Data about app and page elements
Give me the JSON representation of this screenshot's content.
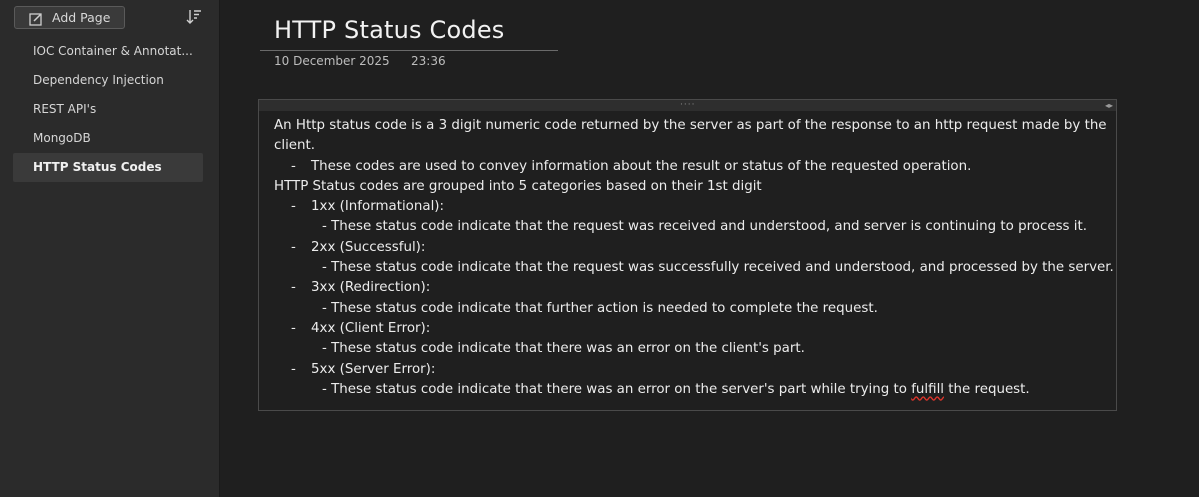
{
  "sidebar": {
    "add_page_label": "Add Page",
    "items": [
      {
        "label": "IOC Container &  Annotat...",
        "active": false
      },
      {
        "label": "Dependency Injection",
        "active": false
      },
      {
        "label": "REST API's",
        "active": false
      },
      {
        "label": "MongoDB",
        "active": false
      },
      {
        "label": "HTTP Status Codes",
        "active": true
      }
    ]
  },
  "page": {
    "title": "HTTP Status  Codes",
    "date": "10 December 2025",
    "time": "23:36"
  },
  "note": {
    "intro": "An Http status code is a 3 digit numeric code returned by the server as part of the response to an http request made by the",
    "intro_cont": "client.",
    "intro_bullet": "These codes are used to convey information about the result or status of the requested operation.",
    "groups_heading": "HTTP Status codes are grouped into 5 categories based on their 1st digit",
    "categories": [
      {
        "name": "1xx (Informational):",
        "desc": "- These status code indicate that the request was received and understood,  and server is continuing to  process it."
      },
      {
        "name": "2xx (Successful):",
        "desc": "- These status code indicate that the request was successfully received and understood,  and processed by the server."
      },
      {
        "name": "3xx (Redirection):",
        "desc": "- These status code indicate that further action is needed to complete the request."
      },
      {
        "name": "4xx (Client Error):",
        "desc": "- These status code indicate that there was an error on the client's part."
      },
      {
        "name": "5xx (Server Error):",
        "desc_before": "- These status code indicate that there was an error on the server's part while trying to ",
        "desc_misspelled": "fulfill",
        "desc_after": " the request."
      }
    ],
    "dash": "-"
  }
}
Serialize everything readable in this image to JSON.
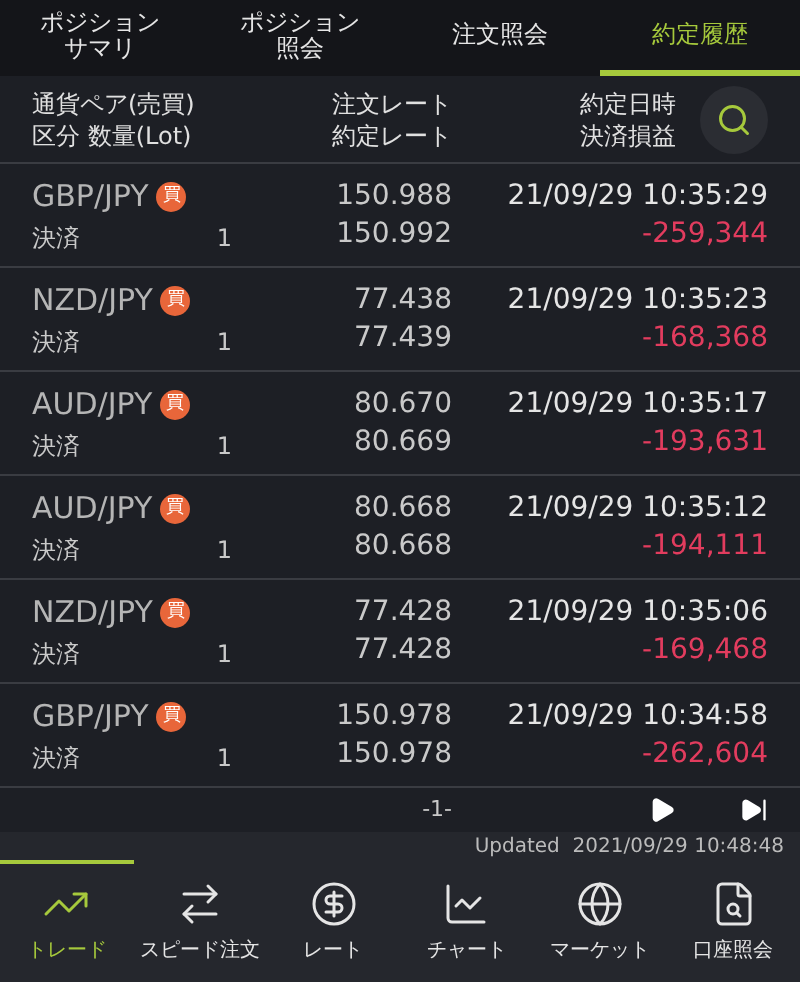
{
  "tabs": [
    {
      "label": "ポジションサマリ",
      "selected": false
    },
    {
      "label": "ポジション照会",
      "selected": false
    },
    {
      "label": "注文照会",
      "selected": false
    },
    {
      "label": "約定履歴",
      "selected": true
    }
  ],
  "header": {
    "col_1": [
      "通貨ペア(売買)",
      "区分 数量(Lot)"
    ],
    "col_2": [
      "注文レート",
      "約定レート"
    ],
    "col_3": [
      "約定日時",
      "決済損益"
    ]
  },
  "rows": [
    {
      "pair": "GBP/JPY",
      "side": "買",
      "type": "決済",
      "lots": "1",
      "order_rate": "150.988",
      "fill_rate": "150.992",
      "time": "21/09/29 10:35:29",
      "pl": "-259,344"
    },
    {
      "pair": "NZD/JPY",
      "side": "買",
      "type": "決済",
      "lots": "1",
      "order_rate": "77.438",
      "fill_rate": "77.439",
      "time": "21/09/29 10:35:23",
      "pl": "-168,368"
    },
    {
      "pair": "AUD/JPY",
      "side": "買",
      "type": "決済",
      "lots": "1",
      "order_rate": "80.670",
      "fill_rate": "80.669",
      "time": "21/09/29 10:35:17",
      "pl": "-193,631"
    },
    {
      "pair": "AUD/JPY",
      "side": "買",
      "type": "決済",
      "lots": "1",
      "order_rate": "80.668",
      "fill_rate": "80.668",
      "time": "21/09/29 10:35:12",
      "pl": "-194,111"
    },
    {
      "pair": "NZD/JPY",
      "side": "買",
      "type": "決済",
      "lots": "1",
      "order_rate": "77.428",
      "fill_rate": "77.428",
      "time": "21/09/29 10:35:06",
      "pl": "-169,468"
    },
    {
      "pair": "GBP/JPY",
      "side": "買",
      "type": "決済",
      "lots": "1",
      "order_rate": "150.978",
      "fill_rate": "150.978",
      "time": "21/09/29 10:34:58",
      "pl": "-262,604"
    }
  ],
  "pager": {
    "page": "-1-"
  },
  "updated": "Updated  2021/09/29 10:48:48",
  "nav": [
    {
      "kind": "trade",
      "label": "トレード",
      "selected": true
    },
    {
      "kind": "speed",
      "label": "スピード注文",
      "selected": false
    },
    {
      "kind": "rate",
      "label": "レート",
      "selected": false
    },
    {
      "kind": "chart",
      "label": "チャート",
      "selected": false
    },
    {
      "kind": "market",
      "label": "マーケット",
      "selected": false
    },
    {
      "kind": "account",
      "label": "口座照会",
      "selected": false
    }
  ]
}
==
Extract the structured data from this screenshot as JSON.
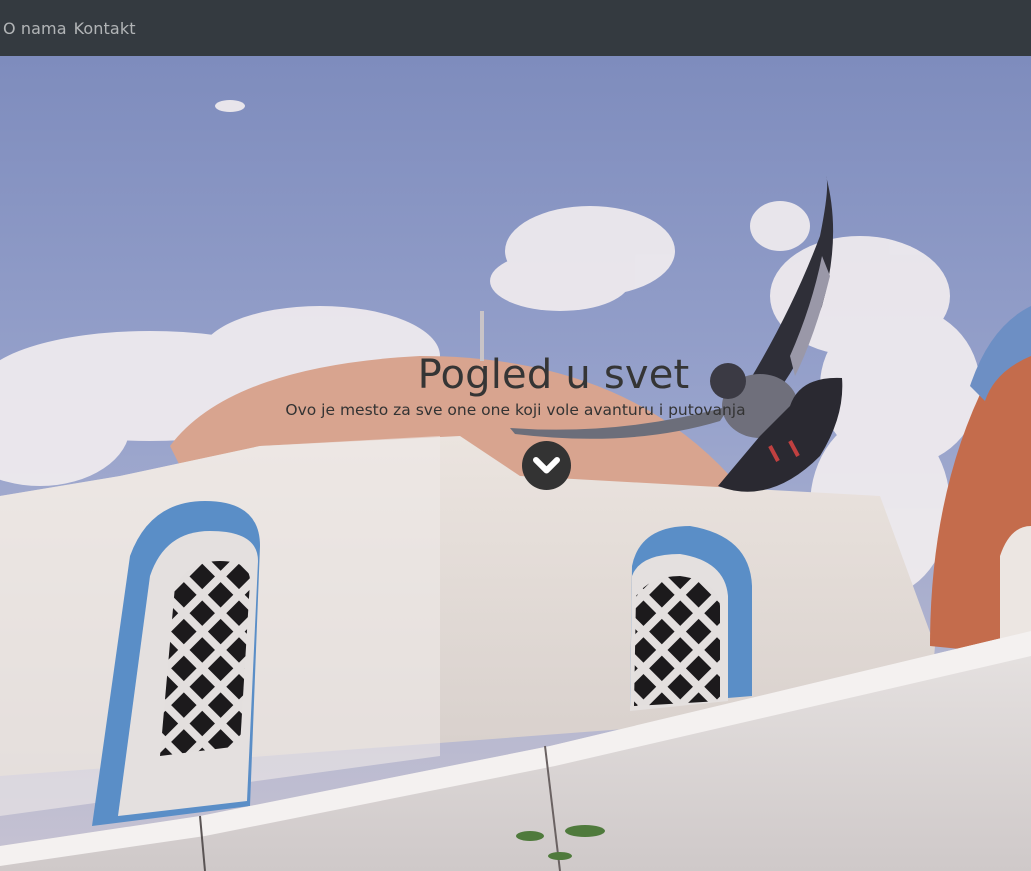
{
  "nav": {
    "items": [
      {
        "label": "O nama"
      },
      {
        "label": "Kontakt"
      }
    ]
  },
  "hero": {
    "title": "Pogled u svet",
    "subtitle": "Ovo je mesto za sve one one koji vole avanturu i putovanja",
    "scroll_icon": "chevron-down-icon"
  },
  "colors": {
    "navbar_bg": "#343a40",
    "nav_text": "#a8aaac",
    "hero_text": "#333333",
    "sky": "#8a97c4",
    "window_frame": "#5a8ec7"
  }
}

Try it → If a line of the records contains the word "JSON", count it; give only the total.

Answer section → 3